Brushes
credit: Stephen Paul
Materials
credit: Stephen Paul
Canvases
credit: Stephen Paul

How does one career inform the other?

I believe that through personal evolution as healer and someone who is always working my own inner evolution, it's just resonance that we incorporate. It seeps into whatever you're doing. In my case, there's something beyond what I'm aware of that's [influencing] the colors and forms, that are somehow going to be transformative to the people who receive it.

I believe every piece is meant for someone in particular. It's like a recipe for them, or a prescription. A clairvoyant who visited my studio once told me — this was during the Venice Art Walk — Oh, when someone has this painting, it's like they're having 20 sessions with you. I thought, Oh, really? It's one thing to hear it once, but then I've since then had other confirmations. People have had experiences with the work where they have been moved, uplifted.

They are having an effect on me as well. I'm activating the canvas and the canvas activates me. It's goes back and forth. It's my job to follow the breadcrumb trail. I may set out with something in mind, a color palette or form, but that's just a starting point.

Paintings
credit: Stephen Paul

You don't have a destination.

No, and that can be challenging or frustrating even. If you know what you're trying to paint, you know when you get there, you know how to construct it. When you're following this internal-external conversation, you have to have patience and faith. Sometimes it can take a long time to resolve.

The studio
credit: Stephen Paul

Can you tell me a little bit about your studio? I see an incredible bed frame.
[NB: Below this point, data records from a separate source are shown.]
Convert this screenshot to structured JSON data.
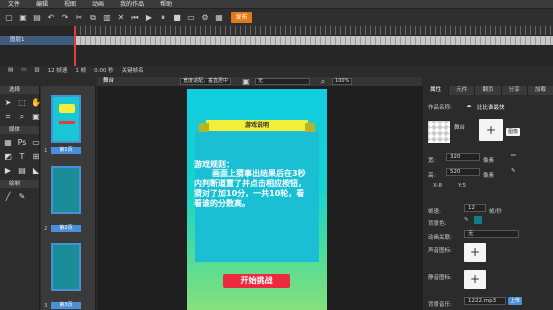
{
  "menu": [
    "文件",
    "编辑",
    "视图",
    "动画",
    "我的作品",
    "帮助"
  ],
  "toolbar": {
    "publish_label": "发布"
  },
  "timeline": {
    "layer_name": "图层1",
    "status_fps": "12 帧速",
    "status_frame": "1 帧",
    "status_time": "0.00 秒",
    "status_keyframe": "关键帧名"
  },
  "left_panel": {
    "sections": [
      "选择",
      "媒体",
      "绘制"
    ],
    "page_labels": [
      "第1页",
      "第2页",
      "第3页"
    ],
    "page_numbers": [
      "1",
      "2",
      "3"
    ]
  },
  "stage_bar": {
    "tab": "舞台",
    "fit_mode": "宽度适配，垂直居中",
    "layer_select": "无",
    "zoom": "100%"
  },
  "phone": {
    "banner": "游戏说明",
    "rules_title": "游戏规则：",
    "rules_text": "画面上猜事出结果后在3秒内判断道置了并点击相应按钮，猜对了加10分，一共10轮，看看谁的分数高。",
    "start_button": "开始挑战"
  },
  "right_panel": {
    "tabs": [
      "属性",
      "元件",
      "翻页",
      "分享",
      "加载"
    ],
    "work_name_label": "作品名称:",
    "work_name_value": "比比谁最快",
    "stage_label": "舞台",
    "image_button": "图像",
    "width_label": "宽:",
    "width_value": "320",
    "width_unit": "像素",
    "height_label": "高:",
    "height_value": "520",
    "height_unit": "像素",
    "x_label": "X-8",
    "y_label": "Y:5",
    "fps_label": "帧速:",
    "fps_value": "12",
    "fps_unit": "帧/秒",
    "bgcolor_label": "背景色:",
    "anim_label": "动画关联:",
    "anim_value": "无",
    "sound_on_label": "声音图标:",
    "sound_off_label": "静音图标:",
    "bgm_label": "背景音乐:",
    "bgm_value": "1222.mp3",
    "upload_label": "上传"
  },
  "colors": {
    "publish": "#e27a1a",
    "timeline_layer": "#3f5c7d",
    "selection": "#4a90d9",
    "start_button": "#ec2a3e",
    "banner": "#f2ef3a",
    "bgcolor_swatch": "#0e7f86"
  }
}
I was forced out of my Venice studio about a year ago. Everything was up in the air, I didn't know what to do. I was overwhelmed.

Not wanting to commute to downtown, I looked for a place in Topanga Canyon and got lucky. Now I spend half the week in Topanga and the other half in Venice.

It's my first live/work space. Everything is in one room, with a main wall that I use to paint on. I have a beautiful view on a really lovely property called Eden Ranch.

The studio
credit: Stephen Paul
The studio
credit: Stephen Paul

What is it like, living amongst your paintings?

I've always wanted that, to wake up and be in the environment and not have to go anywhere.

The studio
credit: Stephen Paul

Laura Lambert

Laura Lambert

Laura Lambert is a Los Angeles-based writer and editor who covers lifestyle, design, and women's health.